**Task material:**
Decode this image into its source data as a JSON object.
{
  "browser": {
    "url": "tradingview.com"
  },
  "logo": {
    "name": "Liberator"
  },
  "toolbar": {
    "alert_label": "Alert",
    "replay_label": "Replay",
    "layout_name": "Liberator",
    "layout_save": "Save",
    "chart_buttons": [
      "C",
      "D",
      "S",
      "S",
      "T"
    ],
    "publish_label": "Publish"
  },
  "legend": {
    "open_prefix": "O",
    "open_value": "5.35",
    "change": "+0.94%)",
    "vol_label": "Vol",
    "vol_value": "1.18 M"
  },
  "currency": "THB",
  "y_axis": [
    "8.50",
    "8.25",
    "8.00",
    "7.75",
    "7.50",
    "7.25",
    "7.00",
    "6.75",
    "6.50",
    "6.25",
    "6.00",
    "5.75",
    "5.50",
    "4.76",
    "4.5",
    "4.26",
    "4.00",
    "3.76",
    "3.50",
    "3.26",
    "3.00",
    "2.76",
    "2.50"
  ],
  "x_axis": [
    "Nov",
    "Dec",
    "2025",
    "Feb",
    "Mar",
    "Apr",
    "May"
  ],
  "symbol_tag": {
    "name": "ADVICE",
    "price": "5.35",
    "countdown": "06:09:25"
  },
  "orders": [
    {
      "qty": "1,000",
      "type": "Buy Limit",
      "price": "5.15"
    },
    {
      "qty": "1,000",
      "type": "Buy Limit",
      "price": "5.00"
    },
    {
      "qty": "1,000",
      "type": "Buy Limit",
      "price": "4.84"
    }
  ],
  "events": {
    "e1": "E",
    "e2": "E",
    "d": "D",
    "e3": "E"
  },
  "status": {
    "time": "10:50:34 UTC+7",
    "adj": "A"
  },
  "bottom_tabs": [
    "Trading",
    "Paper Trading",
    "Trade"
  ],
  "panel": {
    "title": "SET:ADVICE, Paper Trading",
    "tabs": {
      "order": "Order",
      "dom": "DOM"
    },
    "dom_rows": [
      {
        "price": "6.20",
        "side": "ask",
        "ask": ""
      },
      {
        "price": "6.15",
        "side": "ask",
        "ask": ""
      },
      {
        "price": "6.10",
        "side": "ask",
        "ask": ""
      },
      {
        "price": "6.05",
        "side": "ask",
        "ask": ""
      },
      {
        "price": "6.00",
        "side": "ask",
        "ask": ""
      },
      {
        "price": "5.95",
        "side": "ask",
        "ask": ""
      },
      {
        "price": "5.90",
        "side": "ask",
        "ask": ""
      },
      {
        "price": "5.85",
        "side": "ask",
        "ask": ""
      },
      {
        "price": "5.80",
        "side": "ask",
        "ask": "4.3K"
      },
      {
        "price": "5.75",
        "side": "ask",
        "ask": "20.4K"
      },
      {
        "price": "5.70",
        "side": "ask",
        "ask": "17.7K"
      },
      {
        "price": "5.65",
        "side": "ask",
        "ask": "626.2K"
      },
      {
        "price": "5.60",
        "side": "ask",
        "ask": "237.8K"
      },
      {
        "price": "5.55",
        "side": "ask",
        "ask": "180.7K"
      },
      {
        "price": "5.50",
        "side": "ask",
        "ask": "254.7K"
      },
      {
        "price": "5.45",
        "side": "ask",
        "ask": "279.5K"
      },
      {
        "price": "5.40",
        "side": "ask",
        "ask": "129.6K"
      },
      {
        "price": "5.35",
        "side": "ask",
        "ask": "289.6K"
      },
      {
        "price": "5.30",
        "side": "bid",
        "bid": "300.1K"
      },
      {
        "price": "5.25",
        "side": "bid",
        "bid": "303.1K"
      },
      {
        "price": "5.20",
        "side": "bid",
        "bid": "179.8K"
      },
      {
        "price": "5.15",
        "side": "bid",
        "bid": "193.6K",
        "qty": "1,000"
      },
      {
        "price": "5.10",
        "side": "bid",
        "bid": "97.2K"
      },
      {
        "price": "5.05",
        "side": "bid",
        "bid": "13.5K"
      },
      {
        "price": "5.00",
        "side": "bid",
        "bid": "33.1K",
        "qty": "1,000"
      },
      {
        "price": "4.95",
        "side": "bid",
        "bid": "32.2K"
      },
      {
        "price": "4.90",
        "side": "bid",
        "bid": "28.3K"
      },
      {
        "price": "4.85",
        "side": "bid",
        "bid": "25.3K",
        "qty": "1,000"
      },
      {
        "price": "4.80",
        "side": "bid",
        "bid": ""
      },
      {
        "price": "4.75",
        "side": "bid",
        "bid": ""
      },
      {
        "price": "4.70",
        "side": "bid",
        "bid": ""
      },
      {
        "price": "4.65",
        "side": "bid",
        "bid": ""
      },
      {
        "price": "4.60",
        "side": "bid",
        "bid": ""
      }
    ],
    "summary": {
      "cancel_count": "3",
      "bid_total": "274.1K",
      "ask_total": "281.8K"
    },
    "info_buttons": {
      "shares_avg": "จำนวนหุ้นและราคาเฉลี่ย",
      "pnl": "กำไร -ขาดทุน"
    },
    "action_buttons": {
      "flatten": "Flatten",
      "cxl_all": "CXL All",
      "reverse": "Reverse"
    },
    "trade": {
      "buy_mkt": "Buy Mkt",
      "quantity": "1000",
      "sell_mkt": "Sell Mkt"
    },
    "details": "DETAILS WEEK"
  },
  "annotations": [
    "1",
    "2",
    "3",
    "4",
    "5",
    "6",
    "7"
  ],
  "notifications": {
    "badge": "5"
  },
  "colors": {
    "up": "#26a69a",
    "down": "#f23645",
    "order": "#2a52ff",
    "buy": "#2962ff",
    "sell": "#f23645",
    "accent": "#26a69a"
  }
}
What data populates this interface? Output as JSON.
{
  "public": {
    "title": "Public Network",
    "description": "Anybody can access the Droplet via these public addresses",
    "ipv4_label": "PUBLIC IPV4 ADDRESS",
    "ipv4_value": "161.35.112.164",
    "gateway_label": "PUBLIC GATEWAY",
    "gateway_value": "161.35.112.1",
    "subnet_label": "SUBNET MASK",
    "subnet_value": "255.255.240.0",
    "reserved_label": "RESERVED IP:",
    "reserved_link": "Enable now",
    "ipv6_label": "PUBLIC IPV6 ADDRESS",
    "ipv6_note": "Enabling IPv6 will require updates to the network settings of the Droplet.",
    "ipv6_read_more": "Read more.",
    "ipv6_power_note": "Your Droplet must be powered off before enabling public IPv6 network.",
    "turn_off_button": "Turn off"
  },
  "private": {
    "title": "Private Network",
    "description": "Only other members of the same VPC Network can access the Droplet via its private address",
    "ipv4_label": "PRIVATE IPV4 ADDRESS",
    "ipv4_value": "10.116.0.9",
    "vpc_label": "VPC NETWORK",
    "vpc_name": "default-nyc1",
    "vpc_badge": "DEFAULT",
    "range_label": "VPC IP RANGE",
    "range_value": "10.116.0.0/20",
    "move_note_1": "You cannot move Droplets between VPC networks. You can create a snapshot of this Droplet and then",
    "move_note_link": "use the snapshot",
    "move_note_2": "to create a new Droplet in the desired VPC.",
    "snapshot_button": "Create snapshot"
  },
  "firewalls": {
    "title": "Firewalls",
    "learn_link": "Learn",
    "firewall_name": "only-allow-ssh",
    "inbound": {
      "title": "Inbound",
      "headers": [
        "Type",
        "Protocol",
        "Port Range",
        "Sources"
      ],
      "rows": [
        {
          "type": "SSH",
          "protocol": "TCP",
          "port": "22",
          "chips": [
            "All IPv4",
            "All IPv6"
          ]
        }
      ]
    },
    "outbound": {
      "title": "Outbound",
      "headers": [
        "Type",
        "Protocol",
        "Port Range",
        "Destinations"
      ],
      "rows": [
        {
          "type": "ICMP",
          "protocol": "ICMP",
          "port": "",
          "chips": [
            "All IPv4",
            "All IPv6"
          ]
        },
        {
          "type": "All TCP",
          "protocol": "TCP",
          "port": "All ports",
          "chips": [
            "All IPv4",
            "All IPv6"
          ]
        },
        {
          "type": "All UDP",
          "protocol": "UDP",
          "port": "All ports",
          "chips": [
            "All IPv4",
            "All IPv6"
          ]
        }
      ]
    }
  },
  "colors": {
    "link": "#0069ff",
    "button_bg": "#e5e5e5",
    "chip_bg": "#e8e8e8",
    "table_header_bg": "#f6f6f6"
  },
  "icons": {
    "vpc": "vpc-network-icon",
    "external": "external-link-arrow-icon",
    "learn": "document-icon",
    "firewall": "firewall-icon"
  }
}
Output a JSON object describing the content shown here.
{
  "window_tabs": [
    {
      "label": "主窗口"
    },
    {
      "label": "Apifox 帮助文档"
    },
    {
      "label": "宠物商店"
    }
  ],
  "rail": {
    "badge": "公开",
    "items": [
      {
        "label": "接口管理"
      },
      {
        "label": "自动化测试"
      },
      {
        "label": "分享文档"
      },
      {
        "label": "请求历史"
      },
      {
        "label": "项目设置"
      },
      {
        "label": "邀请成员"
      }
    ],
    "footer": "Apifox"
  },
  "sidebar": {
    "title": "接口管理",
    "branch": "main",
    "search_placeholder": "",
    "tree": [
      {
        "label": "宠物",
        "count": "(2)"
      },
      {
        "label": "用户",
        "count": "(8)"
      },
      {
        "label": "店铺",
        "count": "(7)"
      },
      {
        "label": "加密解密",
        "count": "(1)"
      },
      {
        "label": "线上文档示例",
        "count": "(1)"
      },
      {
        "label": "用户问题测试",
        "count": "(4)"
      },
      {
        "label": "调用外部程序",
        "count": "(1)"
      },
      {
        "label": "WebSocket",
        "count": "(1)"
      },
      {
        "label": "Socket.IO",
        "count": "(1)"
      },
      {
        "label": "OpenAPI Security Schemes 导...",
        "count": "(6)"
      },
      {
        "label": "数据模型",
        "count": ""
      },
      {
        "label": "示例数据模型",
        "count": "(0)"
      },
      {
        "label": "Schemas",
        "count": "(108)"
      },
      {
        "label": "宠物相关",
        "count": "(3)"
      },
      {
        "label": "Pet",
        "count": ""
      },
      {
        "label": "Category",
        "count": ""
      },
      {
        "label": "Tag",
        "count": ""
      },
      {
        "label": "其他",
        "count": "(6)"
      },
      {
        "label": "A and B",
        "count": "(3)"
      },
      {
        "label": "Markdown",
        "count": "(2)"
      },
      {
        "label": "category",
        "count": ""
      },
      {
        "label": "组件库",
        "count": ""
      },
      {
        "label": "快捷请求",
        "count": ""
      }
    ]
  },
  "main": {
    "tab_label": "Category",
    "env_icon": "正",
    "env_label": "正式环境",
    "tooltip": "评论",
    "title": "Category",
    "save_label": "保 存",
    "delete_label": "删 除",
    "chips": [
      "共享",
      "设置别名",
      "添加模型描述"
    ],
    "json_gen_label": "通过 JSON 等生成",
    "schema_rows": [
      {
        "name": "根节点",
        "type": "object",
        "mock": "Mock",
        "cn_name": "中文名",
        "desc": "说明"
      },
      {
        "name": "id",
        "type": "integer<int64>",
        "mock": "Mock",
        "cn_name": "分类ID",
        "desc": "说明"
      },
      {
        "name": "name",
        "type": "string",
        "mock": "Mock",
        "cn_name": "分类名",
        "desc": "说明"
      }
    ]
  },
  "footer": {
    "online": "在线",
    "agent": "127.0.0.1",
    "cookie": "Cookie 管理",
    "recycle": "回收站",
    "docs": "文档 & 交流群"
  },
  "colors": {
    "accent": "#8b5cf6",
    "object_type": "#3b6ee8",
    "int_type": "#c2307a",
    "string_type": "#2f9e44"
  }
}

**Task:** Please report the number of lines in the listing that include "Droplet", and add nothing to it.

**Written answer:** 6